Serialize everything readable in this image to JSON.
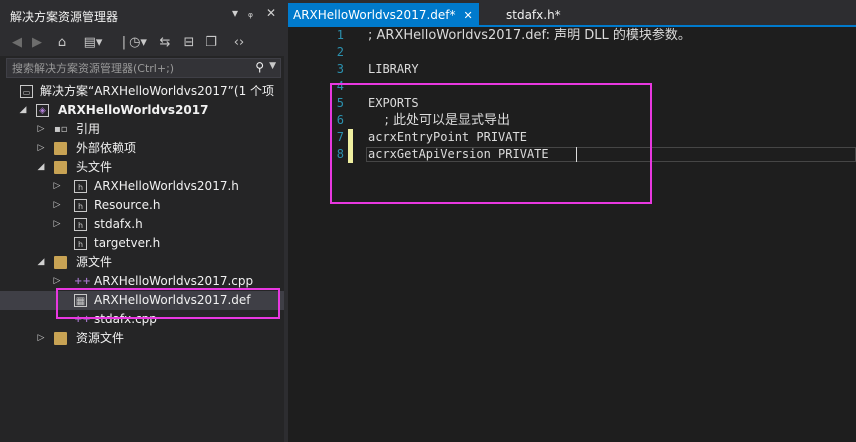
{
  "solution_explorer": {
    "title": "解决方案资源管理器",
    "title_buttons": [
      "▾",
      "ᵩ",
      "✕"
    ],
    "search_placeholder": "搜索解决方案资源管理器(Ctrl+;)",
    "tree": [
      {
        "label": "解决方案“ARXHelloWorldvs2017”(1 个项",
        "icon": "solution-icon",
        "expander": ""
      },
      {
        "label": "ARXHelloWorldvs2017",
        "icon": "project-icon",
        "expander": "◢",
        "bold": true
      },
      {
        "label": "引用",
        "icon": "references-icon",
        "expander": "▷"
      },
      {
        "label": "外部依赖项",
        "icon": "folder-icon",
        "expander": "▷"
      },
      {
        "label": "头文件",
        "icon": "folder-icon",
        "expander": "◢"
      },
      {
        "label": "ARXHelloWorldvs2017.h",
        "icon": "header-file-icon",
        "expander": "▷"
      },
      {
        "label": "Resource.h",
        "icon": "header-file-icon",
        "expander": "▷"
      },
      {
        "label": "stdafx.h",
        "icon": "header-file-icon",
        "expander": "▷"
      },
      {
        "label": "targetver.h",
        "icon": "header-file-icon",
        "expander": ""
      },
      {
        "label": "源文件",
        "icon": "folder-icon",
        "expander": "◢"
      },
      {
        "label": "ARXHelloWorldvs2017.cpp",
        "icon": "cpp-file-icon",
        "expander": "▷"
      },
      {
        "label": "ARXHelloWorldvs2017.def",
        "icon": "def-file-icon",
        "expander": "",
        "selected": true
      },
      {
        "label": "stdafx.cpp",
        "icon": "cpp-file-icon",
        "expander": ""
      },
      {
        "label": "资源文件",
        "icon": "folder-icon",
        "expander": "▷"
      }
    ]
  },
  "editor": {
    "tabs": [
      {
        "label": "ARXHelloWorldvs2017.def*",
        "active": true,
        "close": "✕"
      },
      {
        "label": "stdafx.h*",
        "active": false
      }
    ],
    "lines": [
      {
        "num": "1",
        "text": "; ARXHelloWorldvs2017.def: 声明 DLL 的模块参数。"
      },
      {
        "num": "2",
        "text": ""
      },
      {
        "num": "3",
        "text": "LIBRARY"
      },
      {
        "num": "4",
        "text": ""
      },
      {
        "num": "5",
        "text": "EXPORTS"
      },
      {
        "num": "6",
        "text": "    ; 此处可以是显式导出"
      },
      {
        "num": "7",
        "text": "acrxEntryPoint PRIVATE",
        "changed": true
      },
      {
        "num": "8",
        "text": "acrxGetApiVersion PRIVATE ",
        "changed": true,
        "current": true
      }
    ]
  },
  "colors": {
    "accent": "#007acc",
    "annotation": "#e838e0",
    "line_number": "#2b91af",
    "changed_marker": "#efefa0"
  }
}
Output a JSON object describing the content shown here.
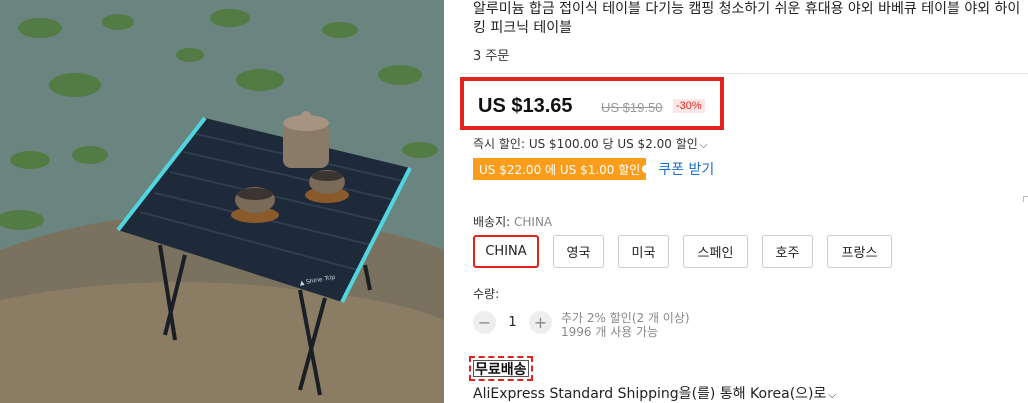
{
  "product": {
    "title": "알루미늄 합금 접이식 테이블 다기능 캠핑 청소하기 쉬운 휴대용 야외 바베큐 테이블 야외 하이킹 피크닉 테이블",
    "orders": "3 주문",
    "image_alt": "folding aluminum camping table on rock by water",
    "image_logo_text": "Shine Trip"
  },
  "price": {
    "current": "US $13.65",
    "original": "US $19.50",
    "discount": "-30%"
  },
  "promotions": {
    "instant_discount": "즉시 할인: US $100.00 당 US $2.00 할인",
    "coupon_badge": "US $22.00 에 US $1.00 할인",
    "coupon_link": "쿠폰 받기"
  },
  "ship_from": {
    "label": "배송지:",
    "value": "CHINA",
    "options": [
      "CHINA",
      "영국",
      "미국",
      "스페인",
      "호주",
      "프랑스"
    ],
    "selected": "CHINA"
  },
  "quantity": {
    "label": "수량:",
    "minus": "−",
    "value": "1",
    "plus": "+",
    "bulk_note": "추가 2% 할인(2 개 이상)",
    "available": "1996 개 사용 가능"
  },
  "shipping": {
    "free_label": "무료배송",
    "method": "AliExpress Standard Shipping을(를) 통해 Korea(으)로"
  },
  "colors": {
    "accent_red": "#e0231c",
    "coupon_orange": "#fa9d1a",
    "link_blue": "#1a6ec8"
  },
  "icons": [
    "chevron-down-icon"
  ]
}
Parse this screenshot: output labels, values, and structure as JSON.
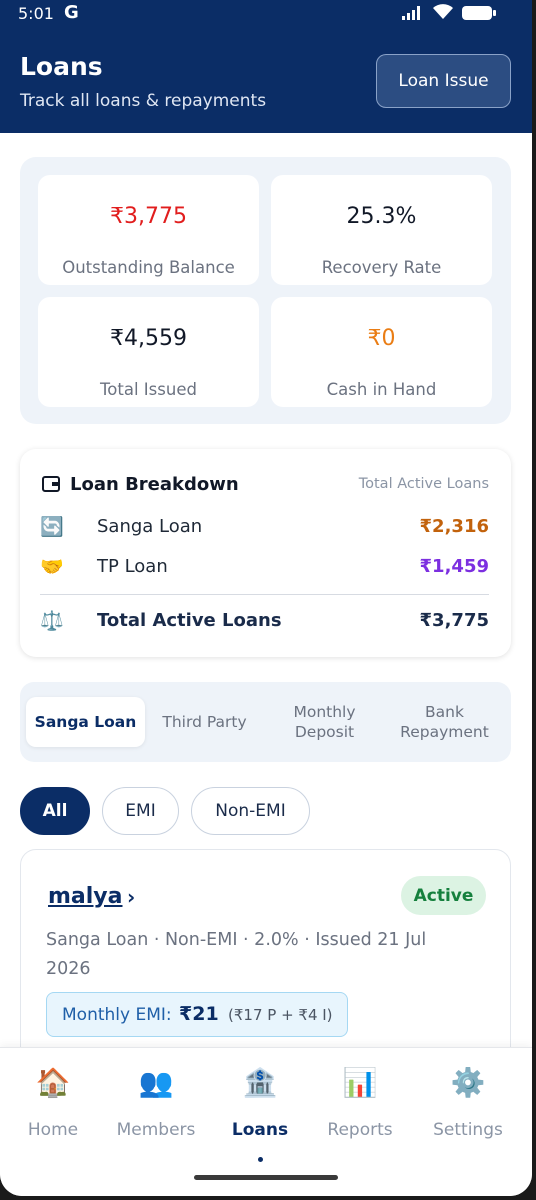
{
  "status_bar": {
    "time": "5:01",
    "g_label": "G"
  },
  "header": {
    "title": "Loans",
    "subtitle": "Track all loans & repayments",
    "issue_button": "Loan Issue"
  },
  "stats": [
    {
      "value": "₹3,775",
      "label": "Outstanding Balance",
      "color": "#e11d1d"
    },
    {
      "value": "25.3%",
      "label": "Recovery Rate",
      "color": "#111827"
    },
    {
      "value": "₹4,559",
      "label": "Total Issued",
      "color": "#111827"
    },
    {
      "value": "₹0",
      "label": "Cash in Hand",
      "color": "#ea7d14"
    }
  ],
  "breakdown": {
    "title": "Loan Breakdown",
    "subtitle": "Total Active Loans",
    "rows": [
      {
        "icon": "🔄",
        "icon_name": "refresh-icon",
        "name": "Sanga Loan",
        "amount": "₹2,316",
        "color": "#c2620c"
      },
      {
        "icon": "🤝",
        "icon_name": "handshake-icon",
        "name": "TP Loan",
        "amount": "₹1,459",
        "color": "#7c2fe0"
      }
    ],
    "total": {
      "icon": "⚖️",
      "icon_name": "scale-icon",
      "name": "Total Active Loans",
      "amount": "₹3,775"
    }
  },
  "tabs": [
    {
      "label": "Sanga Loan",
      "active": true
    },
    {
      "label": "Third Party",
      "active": false
    },
    {
      "label": "Monthly Deposit",
      "line1": "Monthly",
      "line2": "Deposit",
      "active": false
    },
    {
      "label": "Bank Repayment",
      "line1": "Bank",
      "line2": "Repayment",
      "active": false
    }
  ],
  "filters": [
    {
      "label": "All",
      "active": true
    },
    {
      "label": "EMI",
      "active": false
    },
    {
      "label": "Non-EMI",
      "active": false
    }
  ],
  "loan_card": {
    "name": "malya",
    "status": "Active",
    "meta": "Sanga Loan · Non-EMI · 2.0% · Issued 21 Jul 2026",
    "emi_label": "Monthly EMI:",
    "emi_amount": "₹21",
    "emi_detail": "(₹17 P + ₹4 I)"
  },
  "bottom_nav": [
    {
      "label": "Home",
      "icon": "🏠",
      "icon_name": "home-icon",
      "active": false
    },
    {
      "label": "Members",
      "icon": "👥",
      "icon_name": "members-icon",
      "active": false
    },
    {
      "label": "Loans",
      "icon": "🏦",
      "icon_name": "bank-icon",
      "active": true
    },
    {
      "label": "Reports",
      "icon": "📊",
      "icon_name": "chart-icon",
      "active": false
    },
    {
      "label": "Settings",
      "icon": "⚙️",
      "icon_name": "gear-icon",
      "active": false
    }
  ],
  "colors": {
    "primary": "#0b2d66",
    "active_badge_bg": "#dcf3e3",
    "active_badge_text": "#15803d"
  }
}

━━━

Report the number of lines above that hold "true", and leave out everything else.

Response —
9